Dutch coup for Cooper
TOM COOPER has already played international cricket in the orange of the Netherlands, but it is the green and gold for which he yearns.
Cooper, 23, from Corndale, turned out for the Dutch in the World Cricket League Division 1 tournament to prepare for his assignment for South Australia in the Twenty20 Champions League being played in South Africa.
It is his mother Bernadine to whom Cooper owes his initiation into international cricket.
Mrs Cooper was born in the Dutch East Indies to an Indonesian mother and Dutch father who was on a tour of duty with the Dutch air force after World War II.
This heritage makes Tom eligible for a Dutch passport and so came his representation.
And what a debut on the international scene.
Turning out for the Dutch against six other non Test-playing nations in a second-tier limited-overs tournament in Europe, Cooper belted 589 runs in 10 innings.

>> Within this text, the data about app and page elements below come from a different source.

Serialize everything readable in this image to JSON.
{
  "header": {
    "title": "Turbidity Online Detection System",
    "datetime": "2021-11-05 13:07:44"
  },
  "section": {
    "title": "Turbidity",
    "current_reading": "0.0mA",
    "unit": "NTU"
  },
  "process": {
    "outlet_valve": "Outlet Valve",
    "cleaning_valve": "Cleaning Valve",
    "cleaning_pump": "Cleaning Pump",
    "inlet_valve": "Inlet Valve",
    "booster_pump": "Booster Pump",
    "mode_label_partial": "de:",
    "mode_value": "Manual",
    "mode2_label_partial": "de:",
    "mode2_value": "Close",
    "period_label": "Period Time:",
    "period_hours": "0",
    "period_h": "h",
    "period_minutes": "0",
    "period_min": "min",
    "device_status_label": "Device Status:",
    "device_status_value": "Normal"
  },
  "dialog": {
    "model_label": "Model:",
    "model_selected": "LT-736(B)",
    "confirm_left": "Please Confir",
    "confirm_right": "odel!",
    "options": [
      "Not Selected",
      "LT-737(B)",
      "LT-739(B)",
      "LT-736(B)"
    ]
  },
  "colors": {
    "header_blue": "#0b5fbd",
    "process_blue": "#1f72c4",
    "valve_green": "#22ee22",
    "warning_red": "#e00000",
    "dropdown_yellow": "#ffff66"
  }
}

His 101 and 96 against Afghanistan, 87 and 80 not out against Scotland and 60s against Ireland and Kenya were enough to earn Cooper player of the tournament honours in his first foray in international cricket.
But it was a long time coming.
Cooper played Under-19s for Australia back in 2005-06 and ICC rules state that a cricketer who wants to switch allegiance from a Test-playing nation to a non-Test-playing nation must wait four years.
But just like Victoria Bushrangers quick, Dirk Nannes, who represented the Netherlands in the 2009 ICC World Twenty20, Cooper is free to switch his allegiance back to Australia at any time if selected.
Although unseen, even in Australia A colours, Cooper must be starting to make an appearance on the national selectors’ radar.
Continued good form in the Champions League can’t hurt, but it is in the South Australia Redbacks colours in Australia that Cooper must make his mark.
His father Barry, principal at Modanville Public School, near Lismore, follows Cooper’s progress every step of the way but reckons a call-up to the Australian national side is unrealistic at this point.
“I do think it is a long way off,” he said.
“But if he comes home and smashes a couple of hundreds for South Australia in front of the selectors, who knows?”
And the Netherlands selectors can look forward to another Corndale-grown cricketer entering their ranks.
Cooper’s brother Ben, 17, shows all the signs Tom did as a teenager and will get hold of a Dutch passport very soon.
Let’s just hope they return and play for Australia.